+++ AVAILABLE DATA

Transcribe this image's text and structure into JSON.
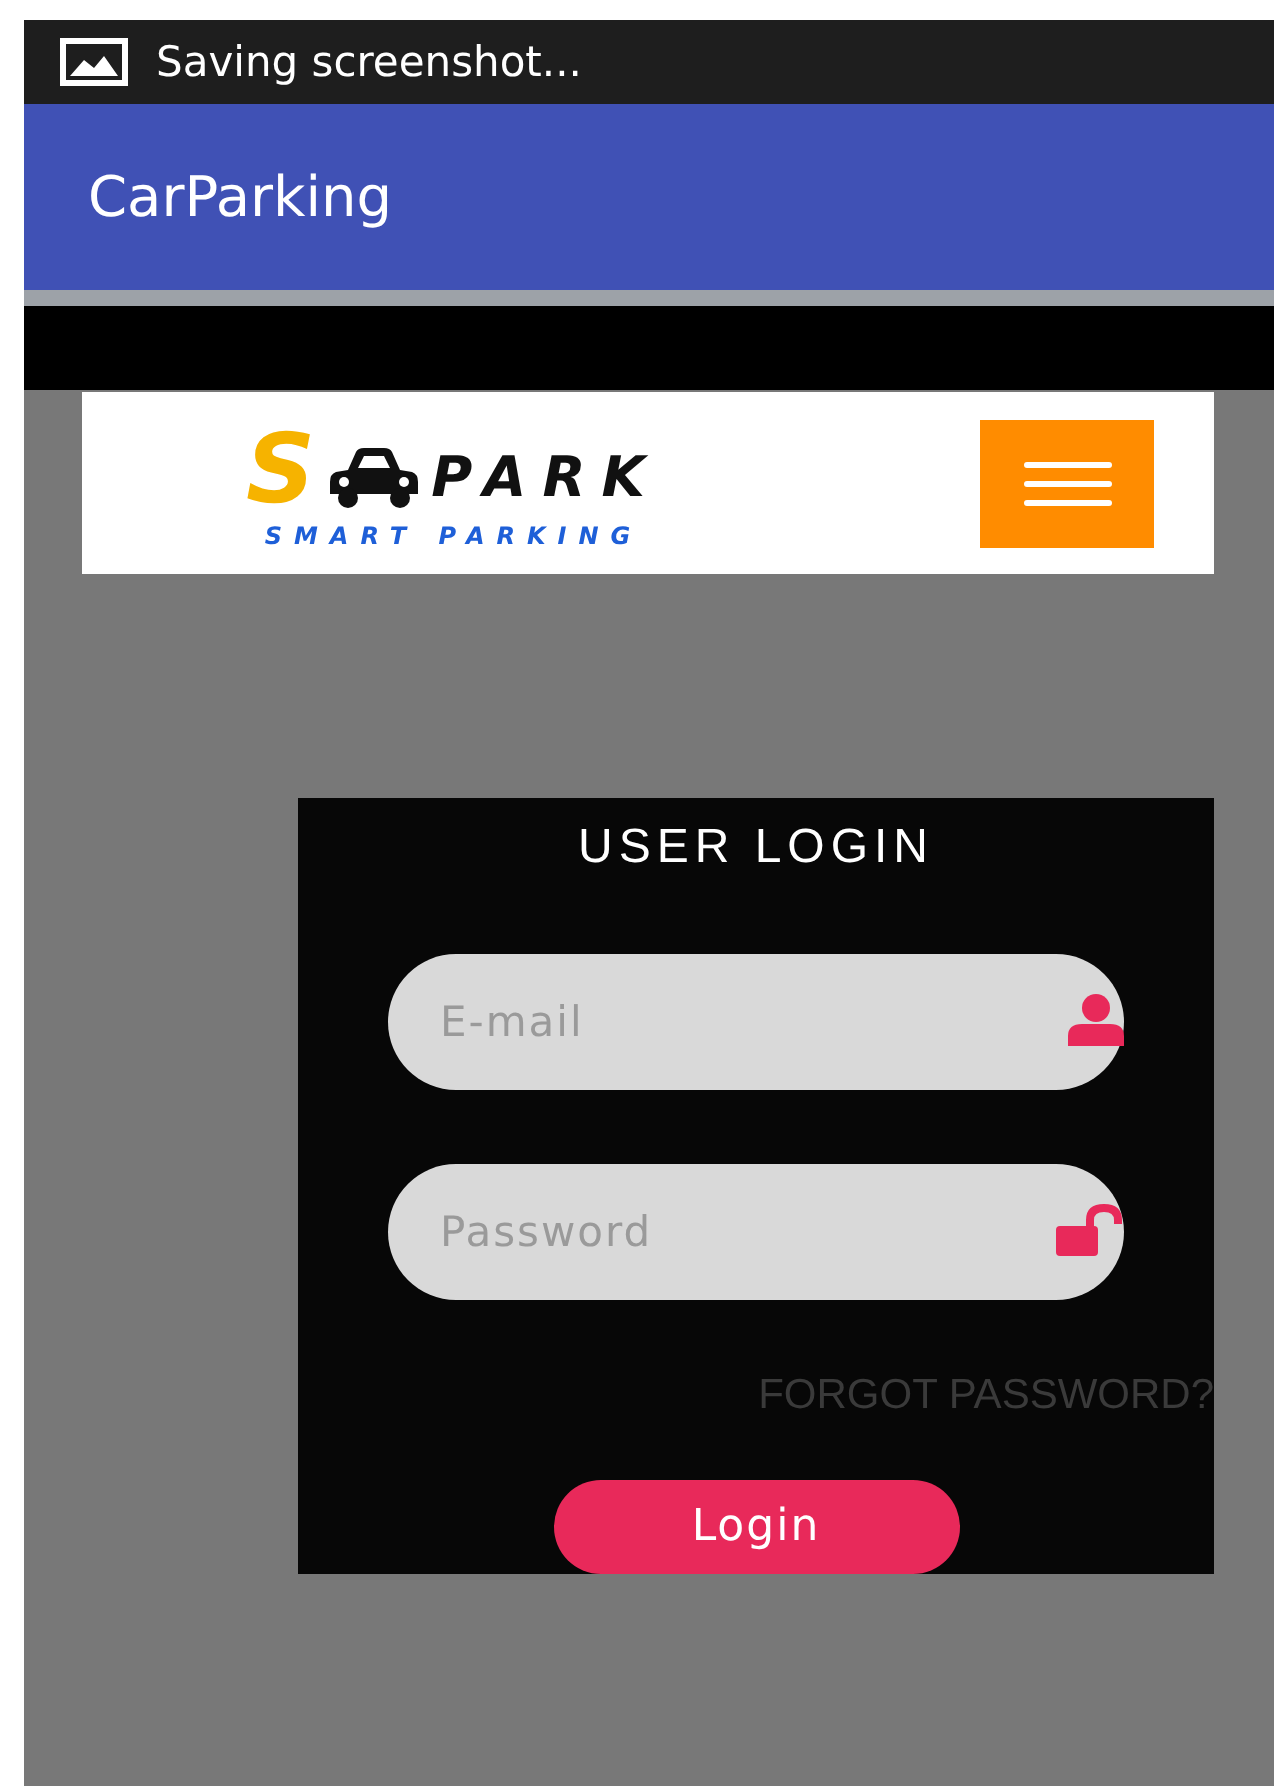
{
  "status_bar": {
    "notification": "Saving screenshot..."
  },
  "app_bar": {
    "title": "CarParking"
  },
  "logo": {
    "letter": "S",
    "word": "PARK",
    "tagline": "SMART PARKING"
  },
  "login": {
    "title": "USER LOGIN",
    "fields": [
      {
        "kind": "email",
        "placeholder": "E-mail"
      },
      {
        "kind": "password",
        "placeholder": "Password"
      }
    ],
    "forgot_link": "FORGOT PASSWORD?",
    "button": "Login"
  }
}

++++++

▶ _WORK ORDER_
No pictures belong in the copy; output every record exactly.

▶ _SOLUTION TO THIS PROBLEM_
Transcribe this image's text and structure into JSON.
{
  "status_bar": {
    "notification": "Saving screenshot..."
  },
  "app_bar": {
    "title": "CarParking"
  },
  "logo": {
    "letter": "S",
    "word": "PARK",
    "tagline": "SMART PARKING"
  },
  "login": {
    "title": "USER LOGIN",
    "fields": [
      {
        "kind": "email",
        "placeholder": "E-mail"
      },
      {
        "kind": "password",
        "placeholder": "Password"
      }
    ],
    "forgot_link": "FORGOT PASSWORD?",
    "button": "Login"
  }
}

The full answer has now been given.